|International Classification||A61M16/10, A61M16/04, B01D46/52|
|Cooperative Classification||Y10S55/35, Y10S55/31, A61M16/04, B01D46/10, B01D46/523, B01D46/0028, A61M16/1055|
|European Classification||B01D46/10, B01D46/00F10, B01D46/52F4|
|Sep 8, 1986||FPAY||Fee payment|
Year of fee payment: 4
|Mar 2, 1987||AS||Assignment|
Owner name: BAXTER TRAVENOL LABORATORIES, INC. A CORP. OF DE
Free format text: MERGER;ASSIGNOR:AMERICAN HOSPITAL SUPPLY CORPORATION INTO;REEL/FRAME:004760/0345
Effective date: 19870126
|Jan 30, 1990||AS||Assignment|
Owner name: BAXTER INTERNATIONAL INC.
Free format text: CHANGE OF NAME;ASSIGNOR:BAXTER TRAVENOL LABORATORIES, INC., A CORP. OF DE;REEL/FRAME:005050/0870
Effective date: 19880518
|Jan 9, 1991||REMI||Maintenance fee reminder mailed|

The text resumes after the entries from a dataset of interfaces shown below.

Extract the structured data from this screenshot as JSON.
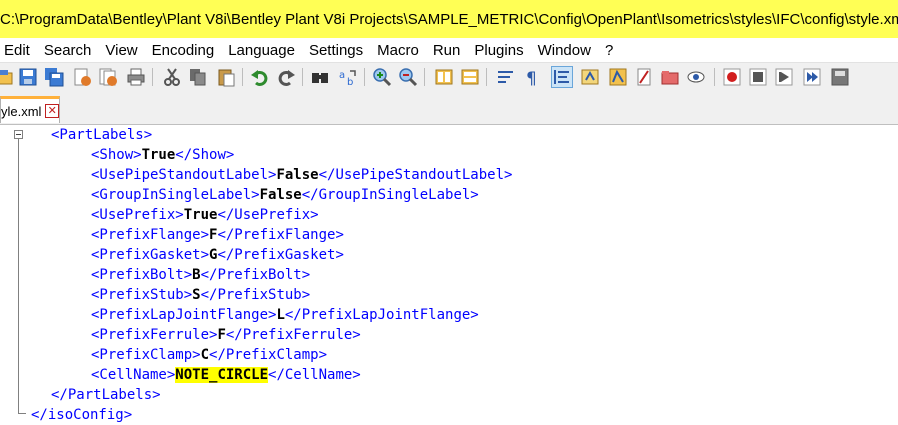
{
  "window": {
    "title": "C:\\ProgramData\\Bentley\\Plant V8i\\Bentley Plant V8i Projects\\SAMPLE_METRIC\\Config\\OpenPlant\\Isometrics\\styles\\IFC\\config\\style.xm..."
  },
  "menu": {
    "items": [
      "Edit",
      "Search",
      "View",
      "Encoding",
      "Language",
      "Settings",
      "Macro",
      "Run",
      "Plugins",
      "Window",
      "?"
    ]
  },
  "tab": {
    "name": "yle.xml",
    "close_glyph": "✕"
  },
  "editor": {
    "lines": [
      {
        "open": "<PartLabels>",
        "value": "",
        "close": "",
        "highlight": false
      },
      {
        "open": "<Show>",
        "value": "True",
        "close": "</Show>",
        "highlight": false
      },
      {
        "open": "<UsePipeStandoutLabel>",
        "value": "False",
        "close": "</UsePipeStandoutLabel>",
        "highlight": false
      },
      {
        "open": "<GroupInSingleLabel>",
        "value": "False",
        "close": "</GroupInSingleLabel>",
        "highlight": false
      },
      {
        "open": "<UsePrefix>",
        "value": "True",
        "close": "</UsePrefix>",
        "highlight": false
      },
      {
        "open": "<PrefixFlange>",
        "value": "F",
        "close": "</PrefixFlange>",
        "highlight": false
      },
      {
        "open": "<PrefixGasket>",
        "value": "G",
        "close": "</PrefixGasket>",
        "highlight": false
      },
      {
        "open": "<PrefixBolt>",
        "value": "B",
        "close": "</PrefixBolt>",
        "highlight": false
      },
      {
        "open": "<PrefixStub>",
        "value": "S",
        "close": "</PrefixStub>",
        "highlight": false
      },
      {
        "open": "<PrefixLapJointFlange>",
        "value": "L",
        "close": "</PrefixLapJointFlange>",
        "highlight": false
      },
      {
        "open": "<PrefixFerrule>",
        "value": "F",
        "close": "</PrefixFerrule>",
        "highlight": false
      },
      {
        "open": "<PrefixClamp>",
        "value": "C",
        "close": "</PrefixClamp>",
        "highlight": false
      },
      {
        "open": "<CellName>",
        "value": "NOTE_CIRCLE",
        "close": "</CellName>",
        "highlight": true
      },
      {
        "open": "</PartLabels>",
        "value": "",
        "close": "",
        "highlight": false
      },
      {
        "open": "</isoConfig>",
        "value": "",
        "close": "",
        "highlight": false
      }
    ]
  },
  "colors": {
    "title_bg": "#ffff55",
    "tag": "#0000ff",
    "highlight": "#ffff00",
    "tab_accent": "#ffb13b"
  }
}
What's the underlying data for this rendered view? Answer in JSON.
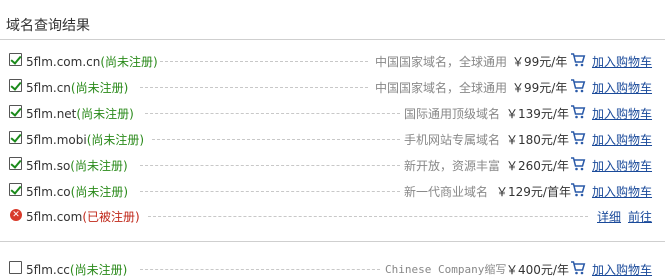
{
  "header": {
    "title": "域名查询结果"
  },
  "results": [
    {
      "domain": "5flm.com.cn",
      "status": "(尚未注册)",
      "desc": "中国国家域名，全球通用",
      "price": "￥99元/年",
      "cart": "加入购物车"
    },
    {
      "domain": "5flm.cn",
      "status": "(尚未注册)",
      "desc": "中国国家域名，全球通用",
      "price": "￥99元/年",
      "cart": "加入购物车"
    },
    {
      "domain": "5flm.net",
      "status": "(尚未注册)",
      "desc": "国际通用顶级域名",
      "price": "￥139元/年",
      "cart": "加入购物车"
    },
    {
      "domain": "5flm.mobi",
      "status": "(尚未注册)",
      "desc": "手机网站专属域名",
      "price": "￥180元/年",
      "cart": "加入购物车"
    },
    {
      "domain": "5flm.so",
      "status": "(尚未注册)",
      "desc": "新开放，资源丰富",
      "price": "￥260元/年",
      "cart": "加入购物车"
    },
    {
      "domain": "5flm.co",
      "status": "(尚未注册)",
      "desc": "新一代商业域名",
      "price": "￥129元/首年",
      "cart": "加入购物车"
    }
  ],
  "taken": {
    "domain": "5flm.com",
    "status": "(已被注册)",
    "details": "详细",
    "goto": "前往"
  },
  "extra": {
    "domain": "5flm.cc",
    "status": "(尚未注册)",
    "desc": "Chinese Company缩写",
    "price": "￥400元/年",
    "cart": "加入购物车"
  },
  "colors": {
    "available": "#2a8a1a",
    "registered": "#c0281a",
    "link": "#1a4a9a"
  }
}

|Jun 9, 1991||LAPS||Lapse for failure to pay maintenance fees|
|Aug 20, 1991||FP||Expired due to failure to pay maintenance fee|
Effective date: 19910609